When asking questions it’s a good idea to make a note of the answers, especially for more complex or technical topics. This will ensure you remember what you’ve been told and won’t need it repeating next time you do a similar task. It also helps to show your enthusiasm and commitment. ‘Make notes and be organised and you’ll soon start gaining people’s trust,’ advises Yasmin Tisdall, who is an HR graduate at the insurance market Lloyd’s.
Miriam Smith, a trainee area manager at Lidl GB, agrees: ‘My advice for graduates in the workplace is to ask loads of questions and keep a log of what you’ve learned. Be the keenest bean there; work hard for people and they will support you in return.’
4. Take on more responsibility… and then do a good job
Managers are often impressed by graduates who volunteer to help out with tasks that go above and beyond their day-to-day role. Be careful, though, not to take on too much work or make unrealistic promises (especially while you are still working out how long different tasks typically take to complete and getting the hang of managing your time). This can backfire if you aren’t able to complete it by the deadline. ‘One thing I’d advise all graduates in their first roles is to make sure you’re making a good impression,’ says Yasmin. ‘Be enthusiastic and say “yes” to things, but within reason; it’s not a good impression if you agree to take on tasks you can’t complete.’
5. Ask for opportunities
Sometimes an exciting project or task won’t be directly offered to you and it’ll be up to you to express your interest. Even if you aren’t able to be involved on that occasion, it shows willing and may lead to you being asked to help with something similar in the future. Suad Mohamed, a product manager at BT, says: ‘Throughout my career so far, I’ve learned that if you don’t ask for opportunities, you don’t get them. If there is a project […] that you’re interested in working [on], you’ve got to make it known by networking and putting yourself out there.’

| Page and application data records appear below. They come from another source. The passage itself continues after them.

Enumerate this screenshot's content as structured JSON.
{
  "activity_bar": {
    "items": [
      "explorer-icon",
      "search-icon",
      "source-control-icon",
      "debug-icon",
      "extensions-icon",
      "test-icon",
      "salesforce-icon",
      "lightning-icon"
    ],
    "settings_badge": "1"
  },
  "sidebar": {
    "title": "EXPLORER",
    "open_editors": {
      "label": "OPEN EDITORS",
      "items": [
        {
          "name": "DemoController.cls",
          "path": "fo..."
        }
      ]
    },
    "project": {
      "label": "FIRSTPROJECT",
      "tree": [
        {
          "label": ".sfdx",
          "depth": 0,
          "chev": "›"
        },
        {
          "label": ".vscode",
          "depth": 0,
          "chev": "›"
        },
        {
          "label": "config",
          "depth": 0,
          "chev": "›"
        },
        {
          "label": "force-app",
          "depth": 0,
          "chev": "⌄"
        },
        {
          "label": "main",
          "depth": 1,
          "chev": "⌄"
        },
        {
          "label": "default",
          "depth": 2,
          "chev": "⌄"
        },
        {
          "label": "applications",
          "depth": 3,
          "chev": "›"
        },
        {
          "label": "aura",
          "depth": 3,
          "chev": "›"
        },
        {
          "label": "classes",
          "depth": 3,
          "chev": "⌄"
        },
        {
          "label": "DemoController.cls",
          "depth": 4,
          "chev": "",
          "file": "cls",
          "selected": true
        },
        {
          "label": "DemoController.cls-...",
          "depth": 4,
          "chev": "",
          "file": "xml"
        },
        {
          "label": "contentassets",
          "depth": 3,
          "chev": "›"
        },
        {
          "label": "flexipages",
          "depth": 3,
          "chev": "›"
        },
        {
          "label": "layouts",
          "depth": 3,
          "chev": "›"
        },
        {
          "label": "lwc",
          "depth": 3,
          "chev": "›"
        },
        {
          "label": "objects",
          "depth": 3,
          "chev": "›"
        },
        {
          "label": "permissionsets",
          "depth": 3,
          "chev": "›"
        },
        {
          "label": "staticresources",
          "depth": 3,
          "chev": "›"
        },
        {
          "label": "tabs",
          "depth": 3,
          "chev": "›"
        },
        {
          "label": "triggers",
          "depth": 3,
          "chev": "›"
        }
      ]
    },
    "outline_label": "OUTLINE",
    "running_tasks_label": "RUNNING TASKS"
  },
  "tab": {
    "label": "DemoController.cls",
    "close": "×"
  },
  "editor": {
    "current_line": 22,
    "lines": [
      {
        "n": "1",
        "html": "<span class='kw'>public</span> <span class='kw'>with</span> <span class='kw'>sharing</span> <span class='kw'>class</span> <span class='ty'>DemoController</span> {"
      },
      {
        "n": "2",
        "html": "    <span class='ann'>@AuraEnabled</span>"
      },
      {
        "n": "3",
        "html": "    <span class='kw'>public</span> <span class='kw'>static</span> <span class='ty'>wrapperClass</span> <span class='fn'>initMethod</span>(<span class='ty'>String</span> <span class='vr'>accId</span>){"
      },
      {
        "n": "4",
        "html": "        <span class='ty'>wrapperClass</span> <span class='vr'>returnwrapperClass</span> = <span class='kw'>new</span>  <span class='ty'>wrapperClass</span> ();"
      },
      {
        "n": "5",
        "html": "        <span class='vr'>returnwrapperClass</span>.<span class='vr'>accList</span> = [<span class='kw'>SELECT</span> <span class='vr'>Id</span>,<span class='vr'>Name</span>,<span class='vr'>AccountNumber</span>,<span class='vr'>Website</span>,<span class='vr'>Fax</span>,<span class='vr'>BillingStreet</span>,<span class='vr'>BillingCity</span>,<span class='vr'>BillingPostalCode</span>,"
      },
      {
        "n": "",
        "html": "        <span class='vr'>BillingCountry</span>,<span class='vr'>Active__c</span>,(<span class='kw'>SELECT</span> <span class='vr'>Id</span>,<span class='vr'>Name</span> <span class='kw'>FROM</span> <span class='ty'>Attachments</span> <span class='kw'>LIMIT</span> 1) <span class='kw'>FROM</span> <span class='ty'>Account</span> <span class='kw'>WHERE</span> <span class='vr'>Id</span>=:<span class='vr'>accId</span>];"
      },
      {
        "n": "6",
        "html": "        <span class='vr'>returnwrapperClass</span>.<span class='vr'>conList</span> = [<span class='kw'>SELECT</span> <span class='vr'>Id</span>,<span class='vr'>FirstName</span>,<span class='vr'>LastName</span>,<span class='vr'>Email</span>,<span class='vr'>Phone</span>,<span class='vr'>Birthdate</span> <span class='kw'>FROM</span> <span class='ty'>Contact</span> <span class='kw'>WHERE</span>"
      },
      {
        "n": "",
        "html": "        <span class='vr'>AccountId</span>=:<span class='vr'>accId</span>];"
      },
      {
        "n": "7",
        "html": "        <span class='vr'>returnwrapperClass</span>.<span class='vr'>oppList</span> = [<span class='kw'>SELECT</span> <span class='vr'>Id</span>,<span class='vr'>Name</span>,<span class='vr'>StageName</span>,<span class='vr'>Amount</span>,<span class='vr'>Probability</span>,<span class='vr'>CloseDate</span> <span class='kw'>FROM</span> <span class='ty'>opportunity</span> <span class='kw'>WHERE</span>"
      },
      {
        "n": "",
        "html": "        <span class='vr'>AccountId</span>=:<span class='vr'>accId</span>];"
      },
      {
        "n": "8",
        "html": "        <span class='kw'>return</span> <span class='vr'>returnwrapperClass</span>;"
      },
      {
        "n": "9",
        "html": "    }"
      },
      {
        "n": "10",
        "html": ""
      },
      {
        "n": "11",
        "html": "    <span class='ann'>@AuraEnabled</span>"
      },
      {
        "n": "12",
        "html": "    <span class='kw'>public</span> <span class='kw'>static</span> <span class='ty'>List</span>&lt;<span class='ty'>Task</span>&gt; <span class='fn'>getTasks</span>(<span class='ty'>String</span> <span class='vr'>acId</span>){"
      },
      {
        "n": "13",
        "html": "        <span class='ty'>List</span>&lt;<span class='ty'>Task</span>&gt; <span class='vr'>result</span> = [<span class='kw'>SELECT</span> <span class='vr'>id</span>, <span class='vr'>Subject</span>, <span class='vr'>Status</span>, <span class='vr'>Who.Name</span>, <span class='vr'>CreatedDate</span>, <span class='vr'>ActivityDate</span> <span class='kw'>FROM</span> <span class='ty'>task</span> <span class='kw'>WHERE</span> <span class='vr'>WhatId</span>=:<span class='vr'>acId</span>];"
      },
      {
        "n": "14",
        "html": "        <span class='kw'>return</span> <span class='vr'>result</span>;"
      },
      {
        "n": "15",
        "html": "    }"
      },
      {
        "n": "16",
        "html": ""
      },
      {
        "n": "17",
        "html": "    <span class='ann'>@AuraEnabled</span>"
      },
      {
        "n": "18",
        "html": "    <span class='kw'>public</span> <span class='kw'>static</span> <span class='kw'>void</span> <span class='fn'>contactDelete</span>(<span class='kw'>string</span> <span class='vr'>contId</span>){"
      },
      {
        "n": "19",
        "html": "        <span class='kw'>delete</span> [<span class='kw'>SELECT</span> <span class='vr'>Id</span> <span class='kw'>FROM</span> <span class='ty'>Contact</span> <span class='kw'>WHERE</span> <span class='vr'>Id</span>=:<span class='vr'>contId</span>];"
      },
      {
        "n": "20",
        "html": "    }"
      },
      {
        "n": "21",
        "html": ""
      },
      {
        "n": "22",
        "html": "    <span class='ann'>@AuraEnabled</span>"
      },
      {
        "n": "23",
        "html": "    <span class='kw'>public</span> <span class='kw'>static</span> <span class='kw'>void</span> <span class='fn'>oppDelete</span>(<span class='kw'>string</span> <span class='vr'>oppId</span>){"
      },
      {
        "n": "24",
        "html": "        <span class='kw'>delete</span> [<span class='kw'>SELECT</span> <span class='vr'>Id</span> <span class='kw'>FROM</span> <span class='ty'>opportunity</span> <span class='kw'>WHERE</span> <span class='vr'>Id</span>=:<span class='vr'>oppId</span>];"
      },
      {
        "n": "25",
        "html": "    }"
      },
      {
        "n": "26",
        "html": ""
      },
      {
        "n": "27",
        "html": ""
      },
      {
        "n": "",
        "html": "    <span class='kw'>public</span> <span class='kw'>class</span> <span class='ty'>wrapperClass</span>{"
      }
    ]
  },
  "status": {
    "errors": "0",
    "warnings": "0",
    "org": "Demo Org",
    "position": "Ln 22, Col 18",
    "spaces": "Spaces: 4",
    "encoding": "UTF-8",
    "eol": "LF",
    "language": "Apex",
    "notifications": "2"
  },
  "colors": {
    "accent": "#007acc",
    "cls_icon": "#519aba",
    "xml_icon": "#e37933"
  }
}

6. Get involved in the wider organisation
Taking opportunities isn’t limited to your job role; it can also be a good way of getting to know people in different areas of the organisation, such as through diversity networks and social activities. Zoe Duvall, a management consultant at Mott MacDonald, was an early careers champion for its social responsibility global practice: a network to share knowledge and good practice across the business. She explains: ‘Building a network is something that can be quite daunting, but I found it happened naturally for me by being interested in what other people do across the business and saying “yes” to things outside of my comfort zone. You learn so much by just giving something a go.’
‘My advice to all new starters is to take the opportunities given to you,’ says Alex, a software engineer at GCHQ. ‘That could be helping out with a new project or with running a diversity event. It’s a good way to make friends and professional contacts. I’ve ended up doing a lot of stuff that I never would have anticipated and most of that has come – at least partly – from having a network of people I can draw on.’
7. Find your passion… and a mentor
Having something in common is always a great conversation starter and this is just as true in your professional life as in your social life. Matt Bingham, a mechanical design engineer at Rolls-Royce who has completed the nucleargraduates scheme, suggests: ‘My big networking tip is to do some wider reading about the industry and to find a topic that you’re passionate about – this has really helped me to connect with more senior people in the industry as a graduate.’
Once you have formed connections based on these shared interests with others across your company and industry, they can become an invaluable source of support and guidance for you in your future career. Davut at Sky explains: ‘On top of my buddy, my graduate programme manager and my rotation managers, I have so many informal mentors. For example, I met a senior colleague through one of my rotation managers and, through regular catch-ups over coffee, he has given me a complete technical overview of the company.’